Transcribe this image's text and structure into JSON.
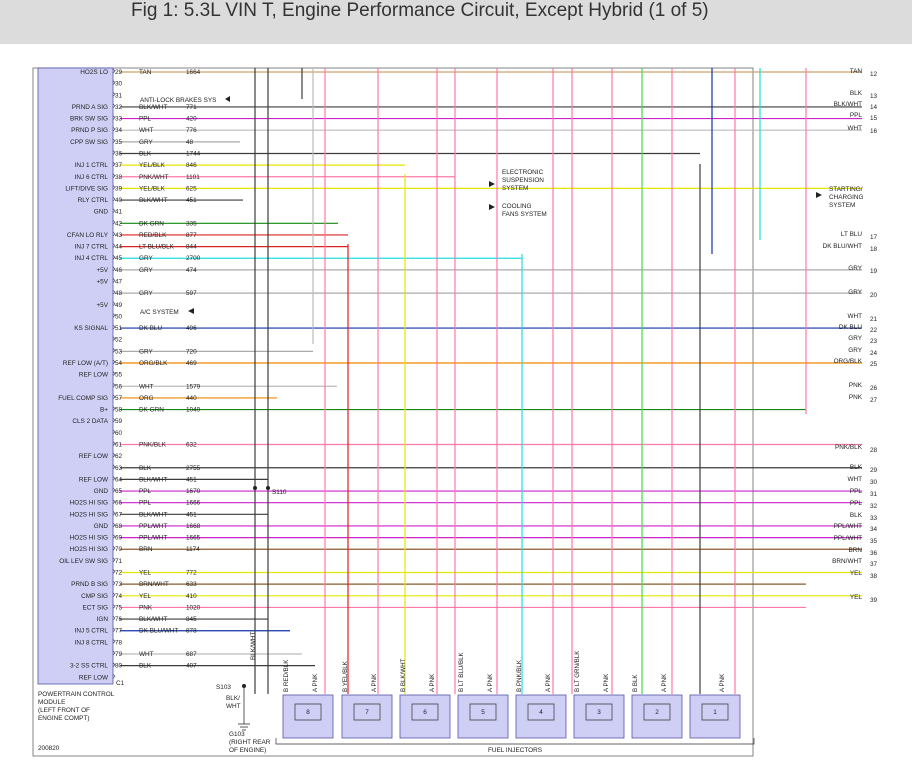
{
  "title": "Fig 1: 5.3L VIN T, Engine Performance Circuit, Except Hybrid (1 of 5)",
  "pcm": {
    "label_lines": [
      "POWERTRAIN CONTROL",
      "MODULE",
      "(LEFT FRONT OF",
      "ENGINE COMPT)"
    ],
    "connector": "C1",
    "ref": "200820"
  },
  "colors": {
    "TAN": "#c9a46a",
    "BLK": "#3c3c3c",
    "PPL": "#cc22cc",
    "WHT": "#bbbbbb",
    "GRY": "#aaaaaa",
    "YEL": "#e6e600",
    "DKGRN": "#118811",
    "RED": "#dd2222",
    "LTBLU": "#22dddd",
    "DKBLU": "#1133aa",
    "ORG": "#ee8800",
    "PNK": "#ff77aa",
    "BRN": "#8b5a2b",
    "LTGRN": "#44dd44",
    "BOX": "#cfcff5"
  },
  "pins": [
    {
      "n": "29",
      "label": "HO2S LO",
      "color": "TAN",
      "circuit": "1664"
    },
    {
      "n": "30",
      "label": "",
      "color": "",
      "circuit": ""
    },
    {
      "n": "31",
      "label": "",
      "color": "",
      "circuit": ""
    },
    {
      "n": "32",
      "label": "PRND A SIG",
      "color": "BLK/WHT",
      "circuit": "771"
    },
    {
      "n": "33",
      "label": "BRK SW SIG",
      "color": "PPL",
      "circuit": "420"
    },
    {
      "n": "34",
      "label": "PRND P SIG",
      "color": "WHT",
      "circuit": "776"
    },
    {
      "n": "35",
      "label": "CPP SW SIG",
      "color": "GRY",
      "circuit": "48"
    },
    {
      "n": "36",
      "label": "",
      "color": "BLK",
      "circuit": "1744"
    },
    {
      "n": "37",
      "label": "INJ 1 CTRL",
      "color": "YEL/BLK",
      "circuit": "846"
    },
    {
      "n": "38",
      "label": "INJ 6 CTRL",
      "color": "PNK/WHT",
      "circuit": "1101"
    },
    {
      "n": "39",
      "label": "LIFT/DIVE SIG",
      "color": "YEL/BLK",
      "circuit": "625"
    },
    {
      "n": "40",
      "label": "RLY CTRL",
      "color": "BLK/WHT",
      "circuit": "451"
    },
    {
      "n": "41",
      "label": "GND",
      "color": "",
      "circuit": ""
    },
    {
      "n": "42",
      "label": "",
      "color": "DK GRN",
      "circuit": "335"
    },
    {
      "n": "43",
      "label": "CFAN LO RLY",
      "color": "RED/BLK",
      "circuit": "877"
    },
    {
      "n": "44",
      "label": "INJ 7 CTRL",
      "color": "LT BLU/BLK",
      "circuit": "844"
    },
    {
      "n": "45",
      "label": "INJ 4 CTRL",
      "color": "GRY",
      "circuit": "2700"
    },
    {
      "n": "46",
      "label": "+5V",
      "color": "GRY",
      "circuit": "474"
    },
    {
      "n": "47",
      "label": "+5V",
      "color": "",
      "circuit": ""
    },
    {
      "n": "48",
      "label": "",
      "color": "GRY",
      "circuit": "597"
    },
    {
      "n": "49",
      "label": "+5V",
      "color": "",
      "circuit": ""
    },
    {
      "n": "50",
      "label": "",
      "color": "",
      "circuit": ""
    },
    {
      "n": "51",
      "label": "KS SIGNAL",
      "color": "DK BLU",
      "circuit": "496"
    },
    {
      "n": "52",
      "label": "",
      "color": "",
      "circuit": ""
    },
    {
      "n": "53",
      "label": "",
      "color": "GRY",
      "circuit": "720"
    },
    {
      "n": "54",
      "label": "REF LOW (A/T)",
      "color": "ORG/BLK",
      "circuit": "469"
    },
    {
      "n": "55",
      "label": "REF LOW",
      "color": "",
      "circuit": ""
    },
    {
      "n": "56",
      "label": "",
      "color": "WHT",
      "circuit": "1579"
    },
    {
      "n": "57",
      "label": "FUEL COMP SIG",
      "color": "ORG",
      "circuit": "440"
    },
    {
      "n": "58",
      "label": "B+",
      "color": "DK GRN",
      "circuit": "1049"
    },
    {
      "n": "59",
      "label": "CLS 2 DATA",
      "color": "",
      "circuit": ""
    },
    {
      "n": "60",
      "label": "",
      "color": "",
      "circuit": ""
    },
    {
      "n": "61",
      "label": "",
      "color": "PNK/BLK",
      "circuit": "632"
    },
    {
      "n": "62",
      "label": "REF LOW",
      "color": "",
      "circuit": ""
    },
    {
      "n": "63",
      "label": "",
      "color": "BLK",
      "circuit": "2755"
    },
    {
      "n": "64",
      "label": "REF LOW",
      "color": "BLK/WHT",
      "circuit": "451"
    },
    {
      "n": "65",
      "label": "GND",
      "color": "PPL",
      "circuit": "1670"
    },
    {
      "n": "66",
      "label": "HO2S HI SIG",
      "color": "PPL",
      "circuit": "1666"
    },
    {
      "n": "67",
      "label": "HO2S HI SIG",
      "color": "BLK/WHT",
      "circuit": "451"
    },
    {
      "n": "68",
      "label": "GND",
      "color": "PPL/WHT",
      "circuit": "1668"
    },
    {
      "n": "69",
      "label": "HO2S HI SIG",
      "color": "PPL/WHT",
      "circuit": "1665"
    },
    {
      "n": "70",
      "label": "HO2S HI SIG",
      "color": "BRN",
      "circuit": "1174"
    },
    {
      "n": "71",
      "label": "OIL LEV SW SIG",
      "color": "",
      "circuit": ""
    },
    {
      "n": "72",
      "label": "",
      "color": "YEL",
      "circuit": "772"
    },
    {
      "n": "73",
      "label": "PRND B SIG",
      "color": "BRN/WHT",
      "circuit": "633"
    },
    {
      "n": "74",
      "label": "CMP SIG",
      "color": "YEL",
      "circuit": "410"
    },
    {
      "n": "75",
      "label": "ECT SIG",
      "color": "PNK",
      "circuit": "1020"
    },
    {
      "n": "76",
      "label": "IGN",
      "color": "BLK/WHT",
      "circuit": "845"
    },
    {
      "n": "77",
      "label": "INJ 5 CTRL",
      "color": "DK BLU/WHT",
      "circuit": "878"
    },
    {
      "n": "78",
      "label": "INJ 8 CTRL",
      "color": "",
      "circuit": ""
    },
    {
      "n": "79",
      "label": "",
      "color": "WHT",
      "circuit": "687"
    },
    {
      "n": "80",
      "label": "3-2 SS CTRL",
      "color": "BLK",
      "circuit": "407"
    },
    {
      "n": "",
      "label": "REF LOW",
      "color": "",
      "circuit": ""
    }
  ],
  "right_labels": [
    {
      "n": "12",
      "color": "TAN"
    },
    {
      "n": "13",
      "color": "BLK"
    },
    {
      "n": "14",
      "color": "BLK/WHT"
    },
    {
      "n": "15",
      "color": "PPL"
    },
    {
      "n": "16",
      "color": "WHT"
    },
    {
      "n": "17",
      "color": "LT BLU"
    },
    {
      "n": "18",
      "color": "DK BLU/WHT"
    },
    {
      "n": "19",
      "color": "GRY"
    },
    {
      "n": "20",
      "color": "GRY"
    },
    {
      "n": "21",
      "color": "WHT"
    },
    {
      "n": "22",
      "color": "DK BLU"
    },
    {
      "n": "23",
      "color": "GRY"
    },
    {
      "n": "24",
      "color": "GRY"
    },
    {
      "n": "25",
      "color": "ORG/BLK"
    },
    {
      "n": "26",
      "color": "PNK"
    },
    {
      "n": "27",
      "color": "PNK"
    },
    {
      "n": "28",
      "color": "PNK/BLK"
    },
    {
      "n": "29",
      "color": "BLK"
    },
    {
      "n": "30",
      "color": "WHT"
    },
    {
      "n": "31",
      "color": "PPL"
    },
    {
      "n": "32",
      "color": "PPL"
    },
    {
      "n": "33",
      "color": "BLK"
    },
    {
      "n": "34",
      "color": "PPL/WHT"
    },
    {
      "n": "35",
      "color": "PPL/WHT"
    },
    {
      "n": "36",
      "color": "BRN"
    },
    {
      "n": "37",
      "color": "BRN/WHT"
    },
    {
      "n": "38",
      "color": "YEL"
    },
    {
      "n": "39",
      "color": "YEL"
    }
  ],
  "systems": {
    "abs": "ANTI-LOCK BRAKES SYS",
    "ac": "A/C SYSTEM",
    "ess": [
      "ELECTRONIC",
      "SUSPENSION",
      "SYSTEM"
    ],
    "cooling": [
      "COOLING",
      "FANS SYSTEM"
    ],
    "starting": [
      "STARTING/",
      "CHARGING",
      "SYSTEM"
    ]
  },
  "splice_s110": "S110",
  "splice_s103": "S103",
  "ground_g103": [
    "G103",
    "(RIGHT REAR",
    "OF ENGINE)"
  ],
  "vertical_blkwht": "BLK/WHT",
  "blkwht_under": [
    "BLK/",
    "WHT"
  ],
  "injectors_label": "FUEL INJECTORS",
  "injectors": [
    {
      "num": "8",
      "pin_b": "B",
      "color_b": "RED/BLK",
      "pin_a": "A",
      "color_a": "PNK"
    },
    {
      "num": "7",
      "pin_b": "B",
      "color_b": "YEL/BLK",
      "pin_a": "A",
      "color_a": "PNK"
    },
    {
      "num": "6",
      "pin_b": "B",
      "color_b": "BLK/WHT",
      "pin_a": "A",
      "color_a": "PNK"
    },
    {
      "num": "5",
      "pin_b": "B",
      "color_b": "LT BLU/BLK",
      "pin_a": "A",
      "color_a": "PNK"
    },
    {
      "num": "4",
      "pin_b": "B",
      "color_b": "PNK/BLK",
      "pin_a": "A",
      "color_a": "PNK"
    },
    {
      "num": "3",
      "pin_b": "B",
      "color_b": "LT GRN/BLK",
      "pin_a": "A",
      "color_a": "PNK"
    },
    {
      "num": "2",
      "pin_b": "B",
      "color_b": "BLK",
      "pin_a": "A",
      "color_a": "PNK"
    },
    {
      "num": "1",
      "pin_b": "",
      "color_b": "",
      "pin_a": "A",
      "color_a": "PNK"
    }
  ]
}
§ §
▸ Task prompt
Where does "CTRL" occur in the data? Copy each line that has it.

▸ Completed task
      "label": "INJ 1 CTRL",
      "label": "INJ 6 CTRL",
      "label": "RLY CTRL",
      "label": "INJ 7 CTRL",
      "label": "INJ 4 CTRL",
      "label": "INJ 5 CTRL",
      "label": "INJ 8 CTRL",
      "label": "3-2 SS CTRL",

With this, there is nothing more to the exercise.